Seniors experience Mental Stress due to the closure of Chinese American Senior Centers
"The pandemic has lasted for so long. For the elderly and their families, there is a great mental stress." Lina Chen, the head of the HappyHouse Adult Daycare Center in Brooklyn, expressed her worrisome of their senior members.
Lina, who has been engaged in community service work for a long time, started the Happy House Adult Daycare Center in 2012, providing living care and entertainments for Chinese American elderly living near U Avenue in Sheepshead Bay, Brooklyn. "We had about 100 members at peakwere here, there were about 100 members. Everyone is of Chinese descent from different countries. They speak different languages like Chinese, English, Cantonese, Vietnamese, Indonesian and so on." Chen Lina said that the center is not only to provide lunches to the members, or helping them deal with documents, it also arranges many activities regularly: "We have English class on Mondays; Zumba dance on Tuesdays; we sing folk songs on Wednesdays; Cantonese opera on Thursdays; and practice Tai Chi and Qigong on Fridays. There are also dance and qigong classes during the weekends." The center also brought members out for field trips. Staff took many photos for the seniors and posted them on the walls.

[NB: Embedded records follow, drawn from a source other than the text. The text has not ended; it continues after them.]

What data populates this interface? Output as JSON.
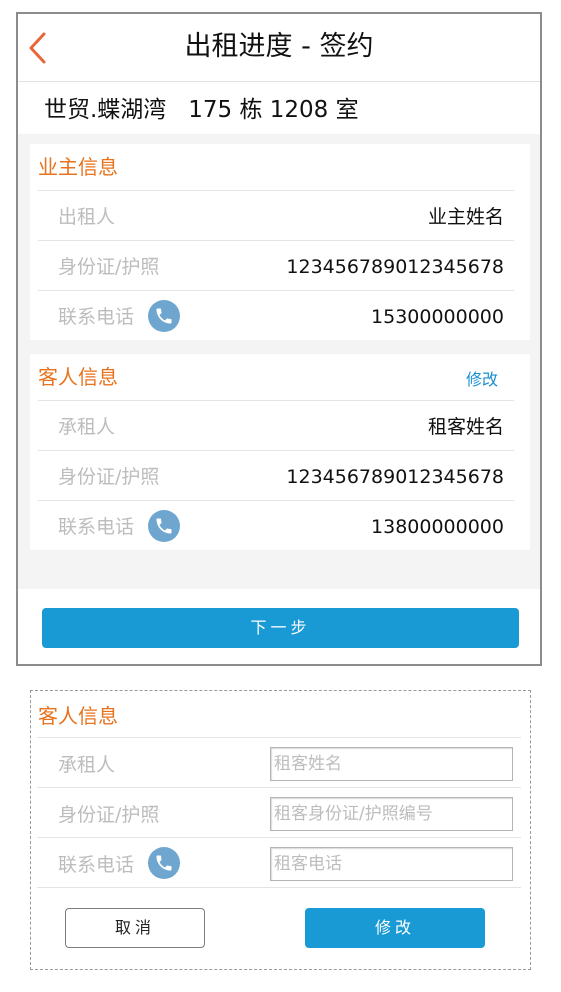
{
  "header": {
    "title": "出租进度 - 签约",
    "back_icon": "chevron-left-icon"
  },
  "property": {
    "address": "世贸.蝶湖湾   175 栋 1208 室"
  },
  "owner_section": {
    "title": "业主信息",
    "rows": [
      {
        "label": "出租人",
        "value": "业主姓名"
      },
      {
        "label": "身份证/护照",
        "value": "123456789012345678"
      },
      {
        "label": "联系电话",
        "value": "15300000000",
        "icon": "phone-icon"
      }
    ]
  },
  "guest_section": {
    "title": "客人信息",
    "edit_label": "修改",
    "rows": [
      {
        "label": "承租人",
        "value": "租客姓名"
      },
      {
        "label": "身份证/护照",
        "value": "123456789012345678"
      },
      {
        "label": "联系电话",
        "value": "13800000000",
        "icon": "phone-icon"
      }
    ]
  },
  "next_button": "下一步",
  "edit_dialog": {
    "title": "客人信息",
    "fields": [
      {
        "label": "承租人",
        "value": "",
        "placeholder": "租客姓名"
      },
      {
        "label": "身份证/护照",
        "value": "",
        "placeholder": "租客身份证/护照编号"
      },
      {
        "label": "联系电话",
        "value": "",
        "placeholder": "租客电话",
        "icon": "phone-icon"
      }
    ],
    "cancel_label": "取消",
    "confirm_label": "修改"
  },
  "colors": {
    "accent_orange": "#e8721d",
    "primary_blue": "#199ad4",
    "link_blue": "#1a8fd0",
    "phone_icon_blue": "#6fa6d0",
    "label_gray": "#bdbdbd"
  }
}
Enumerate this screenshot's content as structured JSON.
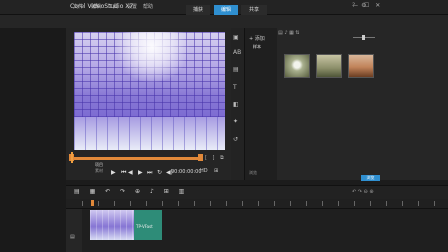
{
  "app": {
    "title": "Corel VideoStudio X7"
  },
  "steps": [
    "捕获",
    "编辑",
    "共享"
  ],
  "window_controls": "— ☐ ✕",
  "menu": [
    "文件",
    "编辑",
    "工具",
    "设置",
    "帮助"
  ],
  "help_icons": "? ⚙",
  "scale_label": "▣",
  "preview": {
    "project_label": "项目",
    "clip_label": "素材",
    "play_icon": "▶",
    "home_icon": "⏮",
    "prev_icon": "◀",
    "next_icon": "▶",
    "end_icon": "⏭",
    "loop_icon": "↻",
    "vol_icon": "◀)",
    "timecode": "00:00:00:00",
    "hd_label": "HD",
    "snap_label": "⊞",
    "trim_marks": "[ ] ⧉"
  },
  "library": {
    "tool_icons": [
      "▣",
      "AB",
      "▤",
      "T",
      "◧",
      "✦",
      "↺"
    ],
    "add_label": "+ 添加",
    "folders": [
      "样本",
      "",
      ""
    ],
    "browse_folder": "浏览",
    "toolbar": "▤ ♪ ▦  ⇅",
    "thumbs": [
      {
        "caption": ""
      },
      {
        "caption": ""
      },
      {
        "caption": ""
      }
    ],
    "browse_button": "浏览"
  },
  "timeline": {
    "tools": "▤ ▦ ↶ ↷ ⊕ ♪ ⊞ ▥",
    "right_tools": "↶ ↷ ⊖ ⊕",
    "track_icon": "▤",
    "clip_text": "TP-VFast"
  }
}
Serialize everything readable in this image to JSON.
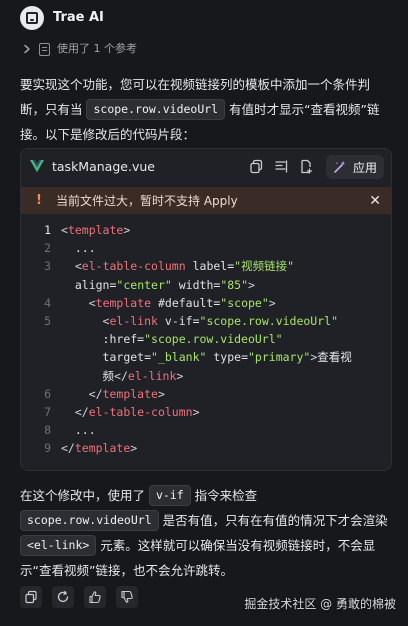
{
  "header": {
    "title": "Trae AI",
    "refs_label": "使用了 1 个参考"
  },
  "intro": {
    "text_before": "要实现这个功能，您可以在视频链接列的模板中添加一个条件判断，只有当 ",
    "code": "scope.row.videoUrl",
    "text_after": " 有值时才显示“查看视频”链接。以下是修改后的代码片段："
  },
  "code_card": {
    "file_name": "taskManage.vue",
    "apply_label": "应用",
    "warning": "当前文件过大，暂时不支持 Apply",
    "lines": [
      {
        "n": "1",
        "html": "<span class=\"punct\">&lt;</span><span class=\"tag\">template</span><span class=\"punct\">&gt;</span>"
      },
      {
        "n": "2",
        "html": "  ..."
      },
      {
        "n": "3",
        "html": "  <span class=\"punct\">&lt;</span><span class=\"tag\">el-table-column</span> <span class=\"attr\">label</span>=<span class=\"str\">\"视频链接\"</span>"
      },
      {
        "n": "",
        "html": "  <span class=\"attr\">align</span>=<span class=\"str\">\"center\"</span> <span class=\"attr\">width</span>=<span class=\"str\">\"85\"</span><span class=\"punct\">&gt;</span>"
      },
      {
        "n": "4",
        "html": "    <span class=\"punct\">&lt;</span><span class=\"tag\">template</span> <span class=\"attr\">#default</span>=<span class=\"str\">\"scope\"</span><span class=\"punct\">&gt;</span>"
      },
      {
        "n": "5",
        "html": "      <span class=\"punct\">&lt;</span><span class=\"tag\">el-link</span> <span class=\"attr\">v-if</span>=<span class=\"str\">\"scope.row.videoUrl\"</span>"
      },
      {
        "n": "",
        "html": "      <span class=\"attr\">:href</span>=<span class=\"str\">\"scope.row.videoUrl\"</span>"
      },
      {
        "n": "",
        "html": "      <span class=\"attr\">target</span>=<span class=\"str\">\"_blank\"</span> <span class=\"attr\">type</span>=<span class=\"str\">\"primary\"</span><span class=\"punct\">&gt;</span>查看视"
      },
      {
        "n": "",
        "html": "      频<span class=\"punct\">&lt;/</span><span class=\"tag\">el-link</span><span class=\"punct\">&gt;</span>"
      },
      {
        "n": "6",
        "html": "    <span class=\"punct\">&lt;/</span><span class=\"tag\">template</span><span class=\"punct\">&gt;</span>"
      },
      {
        "n": "7",
        "html": "  <span class=\"punct\">&lt;/</span><span class=\"tag\">el-table-column</span><span class=\"punct\">&gt;</span>"
      },
      {
        "n": "8",
        "html": "  ..."
      },
      {
        "n": "9",
        "html": "<span class=\"punct\">&lt;/</span><span class=\"tag\">template</span><span class=\"punct\">&gt;</span>"
      }
    ]
  },
  "outro": {
    "t1": "在这个修改中，使用了 ",
    "c1": "v-if",
    "t2": " 指令来检查",
    "c2": "scope.row.videoUrl",
    "t3": " 是否有值，只有在有值的情况下才会渲染 ",
    "c3": "<el-link>",
    "t4": " 元素。这样就可以确保当没有视频链接时，不会显示“查看视频”链接，也不会允许跳转。"
  },
  "watermark": "掘金技术社区 @ 勇敢的棉被",
  "colors": {
    "background": "#17181c",
    "card": "#1f2126",
    "warning_bg": "#3a2b27",
    "tag": "#f07178",
    "string": "#a7e36b"
  }
}
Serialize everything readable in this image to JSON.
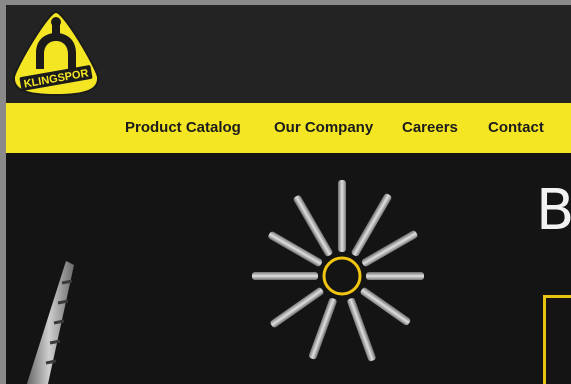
{
  "brand": {
    "name": "KLINGSPOR",
    "accent": "#f5e624",
    "dark": "#1b1b1b"
  },
  "nav": {
    "items": [
      {
        "label": "Product Catalog"
      },
      {
        "label": "Our Company"
      },
      {
        "label": "Careers"
      },
      {
        "label": "Contact"
      }
    ]
  },
  "hero": {
    "title": "B",
    "image": "radial-tools-image"
  }
}
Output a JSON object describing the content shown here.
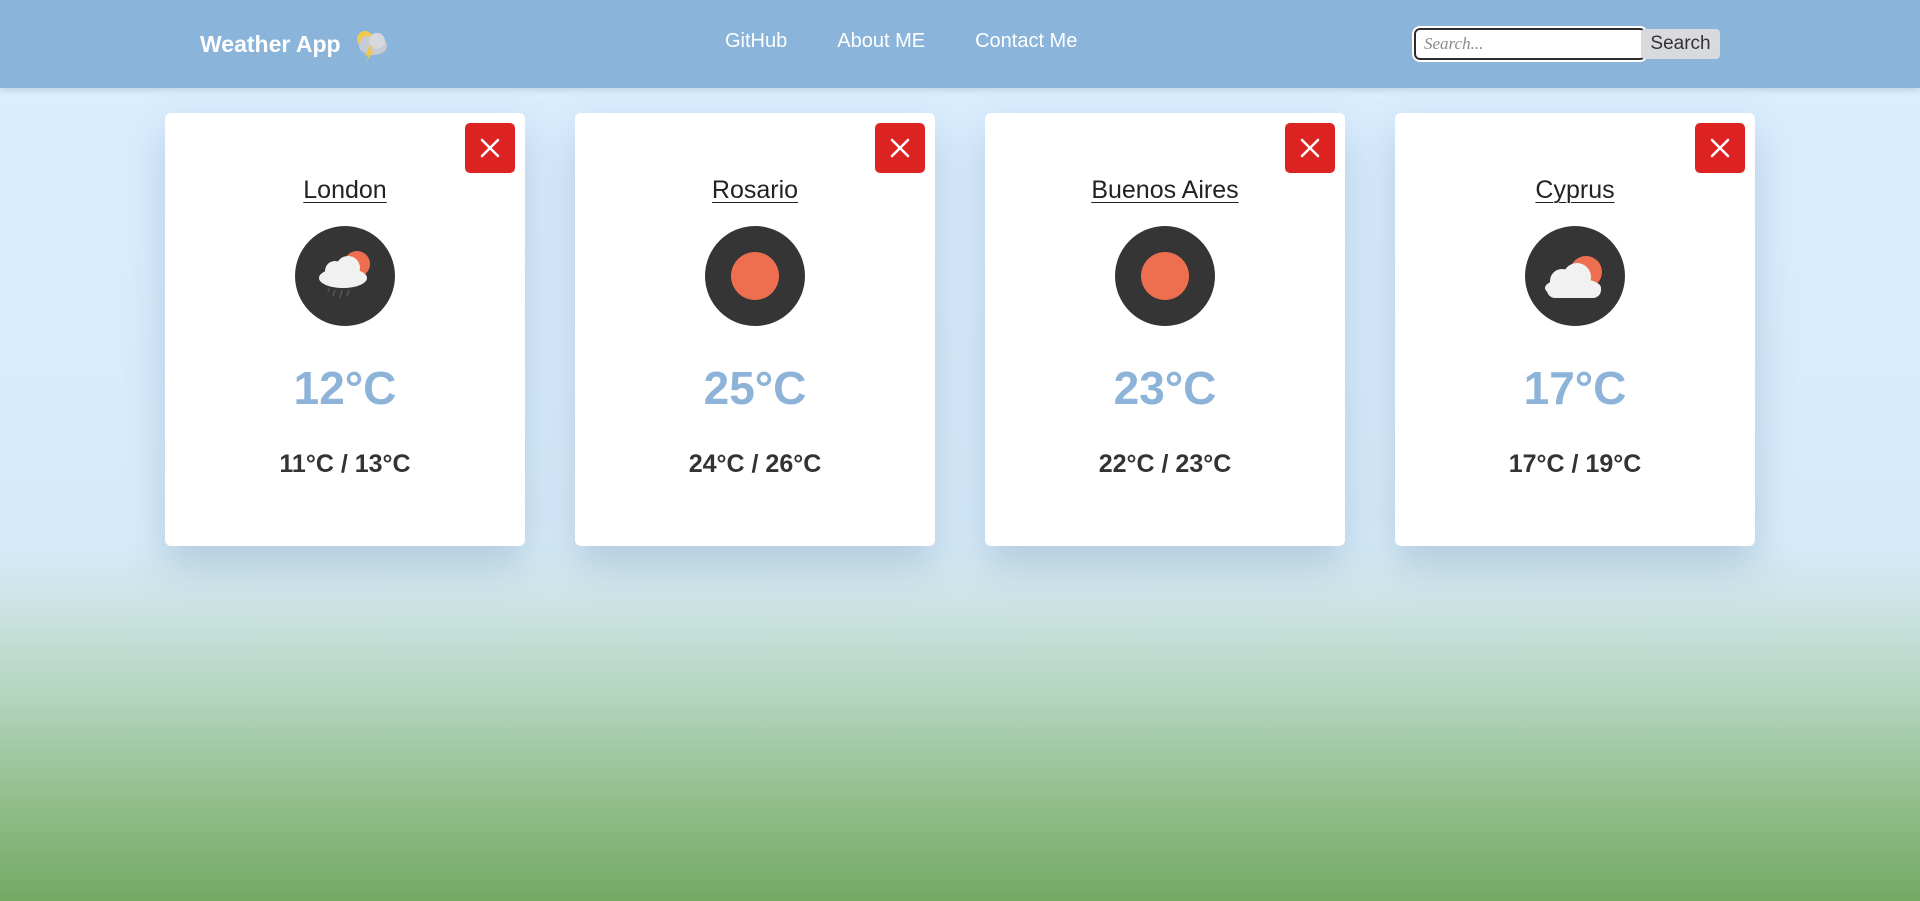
{
  "app": {
    "title": "Weather App",
    "logo_icon": "storm-cloud-icon"
  },
  "nav": {
    "links": [
      {
        "label": "GitHub"
      },
      {
        "label": "About ME"
      },
      {
        "label": "Contact Me"
      }
    ]
  },
  "search": {
    "placeholder": "Search...",
    "value": "",
    "button_label": "Search"
  },
  "colors": {
    "navbar": "#8ab4d9",
    "close_button": "#dd2222",
    "temp_text": "#8db4d8",
    "icon_background": "#353535",
    "sun": "#ee6f4f"
  },
  "cards": [
    {
      "city": "London",
      "icon": "rain-cloud-sun-icon",
      "temp": "12°C",
      "range": "11°C / 13°C"
    },
    {
      "city": "Rosario",
      "icon": "sun-icon",
      "temp": "25°C",
      "range": "24°C / 26°C"
    },
    {
      "city": "Buenos Aires",
      "icon": "sun-icon",
      "temp": "23°C",
      "range": "22°C / 23°C"
    },
    {
      "city": "Cyprus",
      "icon": "cloud-sun-icon",
      "temp": "17°C",
      "range": "17°C / 19°C"
    }
  ]
}
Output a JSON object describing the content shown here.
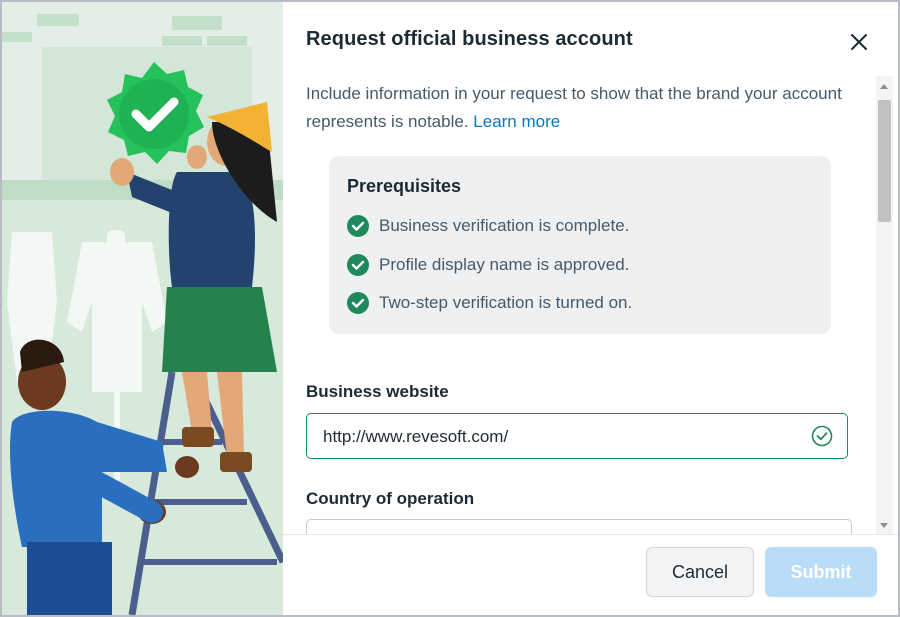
{
  "dialog": {
    "title": "Request official business account",
    "close_icon": "close-icon",
    "description": "Include information in your request to show that the brand your account represents is notable.",
    "learn_more": "Learn more"
  },
  "prerequisites": {
    "heading": "Prerequisites",
    "items": [
      {
        "label": "Business verification is complete.",
        "icon": "check-circle-icon"
      },
      {
        "label": "Profile display name is approved.",
        "icon": "check-circle-icon"
      },
      {
        "label": "Two-step verification is turned on.",
        "icon": "check-circle-icon"
      }
    ]
  },
  "form": {
    "website_label": "Business website",
    "website_value": "http://www.revesoft.com/",
    "website_status_icon": "check-circle-outline-icon",
    "country_label": "Country of operation",
    "country_value": ""
  },
  "footer": {
    "cancel_label": "Cancel",
    "submit_label": "Submit"
  },
  "colors": {
    "accent_green": "#1e8a5b",
    "link_blue": "#0a78be",
    "submit_disabled": "#b9dcf7",
    "illustration_bg": "#e3efe6"
  }
}
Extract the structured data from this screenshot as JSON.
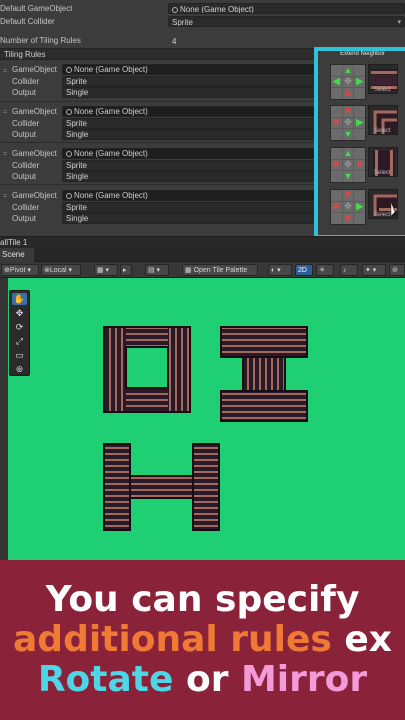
{
  "inspector": {
    "default_gameobject_label": "Default GameObject",
    "default_gameobject_value": "None (Game Object)",
    "default_collider_label": "Default Collider",
    "default_collider_value": "Sprite",
    "num_rules_label": "Number of Tiling Rules",
    "num_rules_value": "4",
    "tiling_rules_header": "Tiling Rules",
    "extend_neighbor_label": "Extend Neighbor",
    "select_label": "Select",
    "rules": [
      {
        "gameobject_label": "GameObject",
        "gameobject_value": "None (Game Object)",
        "collider_label": "Collider",
        "collider_value": "Sprite",
        "output_label": "Output",
        "output_value": "Single"
      },
      {
        "gameobject_label": "GameObject",
        "gameobject_value": "None (Game Object)",
        "collider_label": "Collider",
        "collider_value": "Sprite",
        "output_label": "Output",
        "output_value": "Single"
      },
      {
        "gameobject_label": "GameObject",
        "gameobject_value": "None (Game Object)",
        "collider_label": "Collider",
        "collider_value": "Sprite",
        "output_label": "Output",
        "output_value": "Single"
      },
      {
        "gameobject_label": "GameObject",
        "gameobject_value": "None (Game Object)",
        "collider_label": "Collider",
        "collider_value": "Sprite",
        "output_label": "Output",
        "output_value": "Single"
      }
    ]
  },
  "asset_bar": {
    "label": "allTile 1"
  },
  "scene": {
    "tab_label": "Scene",
    "toolbar": {
      "pivot": "Pivot",
      "local": "Local",
      "open_tile_palette": "Open Tile Palette",
      "mode_2d": "2D"
    }
  },
  "banner": {
    "line1": "You can specify",
    "line2_a": "additional rules",
    "line2_b": " ex",
    "line3_a": "Rotate",
    "line3_b": " or ",
    "line3_c": "Mirror"
  },
  "colors": {
    "highlight": "#2ec3d7",
    "scene_bg": "#1fcf74",
    "banner_bg": "#8a2239",
    "banner_orange": "#f07a35",
    "banner_cyan": "#4fd6e6",
    "banner_pink": "#f39ad8",
    "banner_white": "#ffffff"
  }
}
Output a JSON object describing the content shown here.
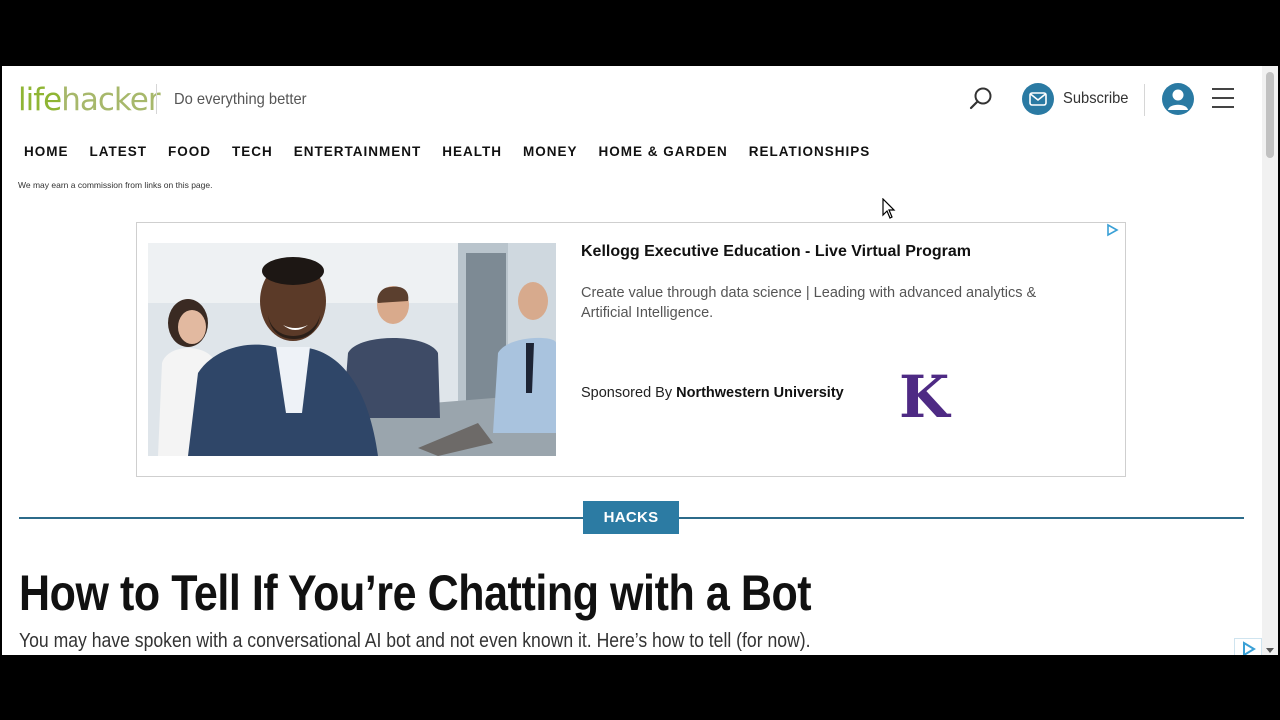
{
  "header": {
    "logo_life": "life",
    "logo_hacker": "hacker",
    "tagline": "Do everything better",
    "subscribe_label": "Subscribe"
  },
  "nav": {
    "items": [
      {
        "label": "HOME"
      },
      {
        "label": "LATEST"
      },
      {
        "label": "FOOD"
      },
      {
        "label": "TECH"
      },
      {
        "label": "ENTERTAINMENT"
      },
      {
        "label": "HEALTH"
      },
      {
        "label": "MONEY"
      },
      {
        "label": "HOME & GARDEN"
      },
      {
        "label": "RELATIONSHIPS"
      }
    ]
  },
  "disclaimer": "We may earn a commission from links on this page.",
  "ad": {
    "title": "Kellogg Executive Education - Live Virtual Program",
    "description": "Create value through data science | Leading with advanced analytics & Artificial Intelligence.",
    "sponsored_prefix": "Sponsored By",
    "sponsor_name": "Northwestern University",
    "logo_letter": "K",
    "logo_color": "#4e2a84"
  },
  "article": {
    "category": "HACKS",
    "headline": "How to Tell If You’re Chatting with a Bot",
    "subheadline": "You may have spoken with a conversational AI bot and not even known it. Here’s how to tell (for now)."
  },
  "colors": {
    "brand_green": "#8fb534",
    "accent_blue": "#2c7ba3"
  },
  "icons": {
    "search": "search-icon",
    "subscribe": "mail-icon",
    "account": "user-icon",
    "menu": "hamburger-menu-icon",
    "ad_choices": "adchoices-icon"
  }
}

The pandemic started from March last year changed the lives of all the elderly and made the operation of the senior center severely difficult. "In the beginning, none of our staff were able to come to work." Lina recalled that everyone was very nervous about COVID at that time. Fortunately, she learned from the experience of people in mainland China deal with the pandemic. Lina said she prepared PPE in advance and also stocked a big amount of foods. When the government announced the closure of many businesses including senior centers and restaurants, the Happy House could still deliver meals to members in need.
The pandemic lasted longer than anyone expected. "This pandemic has brought a lot of mental pressure to the elderly and their families." Lina said. When they delivered meals to the elderly they found that their members were much aged because they are trapped at home and lack of exercises and communicating: "Some of the seniors who were on crutches are now in wheelchairs, and some are experiencing deteriorated motor functions in the legs. But more importantly, this is a very hard time for our members mentally. “Our members used to come to the center regularly, there were friends, activities, and that provided mental support for them. Now they are counting their days. Some members will call the center more than a dozen times a day, asking when the center will open and when can they return to the original days.” Lina said.
"We are now providing some remote services to our members, like calling them to play games to ease their anxiety." Lina said that despite the difficulties, many elderly people still try to stay optimistic and maintain the pace of life. Both Mr. Oo and Mrs. Oo are members of the center, and they live on the street less than 5 minutes away from the center. "I am very worried about the virus. I watch TV news every day. I want to protect myself and my family." Mr. Oo said. Mrs. oo said that even though they could not go out, the couple tried their best to find the joy of life: “Cooking, cleaning, entertainment, my husband with me, we listen to music, watch movies, and exercise.” Madam Gu, whose husband passed away about a year age miss the center even more: "I really like going to the center because there are many old friends and there are singing competitions. I always win the championship."
"In fact, we ourselves are counting the days, struggling to survive as well." Lina sighed. She said that since the beginning of the pandemic, the funds provided by insurance companies to the center have been reduced by 70%, and some insurance companies are not even willing to let the center provide Chinese meals for the elderly. "Some companies have their own contracted food delivery agencies to deliver American food, but each culture has different eating habits. Many Chinese seniors are used to Chinese food, they still want to eat Chinese food." Lina said the center received government subsidies for small businesses, but far from enough for running a big spacious place like HappyHouse adult daycare center. "I really hope the pandemic will be over soon." Lina said.
Sponsored by The Gerontological Society of America, The Journalists Network on Generations and the Silver Century Foundation
采访制作：曹旋律 Melody Cao